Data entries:
□ □ □

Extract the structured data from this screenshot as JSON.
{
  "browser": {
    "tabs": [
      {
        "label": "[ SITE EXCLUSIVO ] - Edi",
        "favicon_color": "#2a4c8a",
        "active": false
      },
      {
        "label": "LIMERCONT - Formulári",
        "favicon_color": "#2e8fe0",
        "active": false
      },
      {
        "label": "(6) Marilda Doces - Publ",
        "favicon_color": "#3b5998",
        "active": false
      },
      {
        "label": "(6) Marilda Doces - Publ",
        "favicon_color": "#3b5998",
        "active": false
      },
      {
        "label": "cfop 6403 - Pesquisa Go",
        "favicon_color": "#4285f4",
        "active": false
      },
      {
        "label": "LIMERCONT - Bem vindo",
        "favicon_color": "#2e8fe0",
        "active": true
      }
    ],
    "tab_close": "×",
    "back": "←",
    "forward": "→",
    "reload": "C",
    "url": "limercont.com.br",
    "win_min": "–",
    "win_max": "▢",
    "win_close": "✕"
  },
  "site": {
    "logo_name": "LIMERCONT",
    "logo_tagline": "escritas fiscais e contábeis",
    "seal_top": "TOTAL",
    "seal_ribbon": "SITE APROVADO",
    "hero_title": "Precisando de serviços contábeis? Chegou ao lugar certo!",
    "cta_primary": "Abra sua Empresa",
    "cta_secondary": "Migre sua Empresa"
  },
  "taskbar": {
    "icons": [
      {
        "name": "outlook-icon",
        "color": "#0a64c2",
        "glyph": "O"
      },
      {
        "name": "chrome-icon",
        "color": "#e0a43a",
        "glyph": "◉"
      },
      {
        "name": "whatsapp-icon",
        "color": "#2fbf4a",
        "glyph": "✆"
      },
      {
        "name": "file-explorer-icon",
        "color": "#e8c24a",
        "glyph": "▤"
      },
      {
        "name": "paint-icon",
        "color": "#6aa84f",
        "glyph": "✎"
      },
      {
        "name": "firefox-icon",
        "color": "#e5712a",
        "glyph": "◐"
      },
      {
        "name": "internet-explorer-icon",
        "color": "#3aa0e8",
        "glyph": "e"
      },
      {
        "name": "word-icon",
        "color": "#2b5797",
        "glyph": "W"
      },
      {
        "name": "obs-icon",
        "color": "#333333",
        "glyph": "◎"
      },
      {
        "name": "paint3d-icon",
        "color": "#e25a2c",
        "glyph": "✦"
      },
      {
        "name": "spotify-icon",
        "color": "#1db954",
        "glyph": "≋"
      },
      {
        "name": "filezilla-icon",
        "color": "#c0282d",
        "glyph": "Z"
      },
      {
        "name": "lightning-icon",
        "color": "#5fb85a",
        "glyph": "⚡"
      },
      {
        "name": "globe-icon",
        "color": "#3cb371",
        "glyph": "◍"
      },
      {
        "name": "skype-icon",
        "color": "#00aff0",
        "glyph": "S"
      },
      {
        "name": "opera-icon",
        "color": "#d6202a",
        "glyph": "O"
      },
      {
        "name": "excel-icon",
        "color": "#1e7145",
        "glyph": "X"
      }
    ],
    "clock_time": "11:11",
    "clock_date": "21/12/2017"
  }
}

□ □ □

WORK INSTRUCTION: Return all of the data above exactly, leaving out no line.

FINISHED TASK:
Extract the structured data from this screenshot as JSON.
{
  "browser": {
    "tabs": [
      {
        "label": "[ SITE EXCLUSIVO ] - Edi",
        "favicon_color": "#2a4c8a",
        "active": false
      },
      {
        "label": "LIMERCONT - Formulári",
        "favicon_color": "#2e8fe0",
        "active": false
      },
      {
        "label": "(6) Marilda Doces - Publ",
        "favicon_color": "#3b5998",
        "active": false
      },
      {
        "label": "(6) Marilda Doces - Publ",
        "favicon_color": "#3b5998",
        "active": false
      },
      {
        "label": "cfop 6403 - Pesquisa Go",
        "favicon_color": "#4285f4",
        "active": false
      },
      {
        "label": "LIMERCONT - Bem vindo",
        "favicon_color": "#2e8fe0",
        "active": true
      }
    ],
    "tab_close": "×",
    "back": "←",
    "forward": "→",
    "reload": "C",
    "url": "limercont.com.br",
    "win_min": "–",
    "win_max": "▢",
    "win_close": "✕"
  },
  "site": {
    "logo_name": "LIMERCONT",
    "logo_tagline": "escritas fiscais e contábeis",
    "seal_top": "TOTAL",
    "seal_ribbon": "SITE APROVADO",
    "hero_title": "Precisando de serviços contábeis? Chegou ao lugar certo!",
    "cta_primary": "Abra sua Empresa",
    "cta_secondary": "Migre sua Empresa"
  },
  "taskbar": {
    "icons": [
      {
        "name": "outlook-icon",
        "color": "#0a64c2",
        "glyph": "O"
      },
      {
        "name": "chrome-icon",
        "color": "#e0a43a",
        "glyph": "◉"
      },
      {
        "name": "whatsapp-icon",
        "color": "#2fbf4a",
        "glyph": "✆"
      },
      {
        "name": "file-explorer-icon",
        "color": "#e8c24a",
        "glyph": "▤"
      },
      {
        "name": "paint-icon",
        "color": "#6aa84f",
        "glyph": "✎"
      },
      {
        "name": "firefox-icon",
        "color": "#e5712a",
        "glyph": "◐"
      },
      {
        "name": "internet-explorer-icon",
        "color": "#3aa0e8",
        "glyph": "e"
      },
      {
        "name": "word-icon",
        "color": "#2b5797",
        "glyph": "W"
      },
      {
        "name": "obs-icon",
        "color": "#333333",
        "glyph": "◎"
      },
      {
        "name": "paint3d-icon",
        "color": "#e25a2c",
        "glyph": "✦"
      },
      {
        "name": "spotify-icon",
        "color": "#1db954",
        "glyph": "≋"
      },
      {
        "name": "filezilla-icon",
        "color": "#c0282d",
        "glyph": "Z"
      },
      {
        "name": "lightning-icon",
        "color": "#5fb85a",
        "glyph": "⚡"
      },
      {
        "name": "globe-icon",
        "color": "#3cb371",
        "glyph": "◍"
      },
      {
        "name": "skype-icon",
        "color": "#00aff0",
        "glyph": "S"
      },
      {
        "name": "opera-icon",
        "color": "#d6202a",
        "glyph": "O"
      },
      {
        "name": "excel-icon",
        "color": "#1e7145",
        "glyph": "X"
      }
    ],
    "clock_time": "11:11",
    "clock_date": "21/12/2017"
  }
}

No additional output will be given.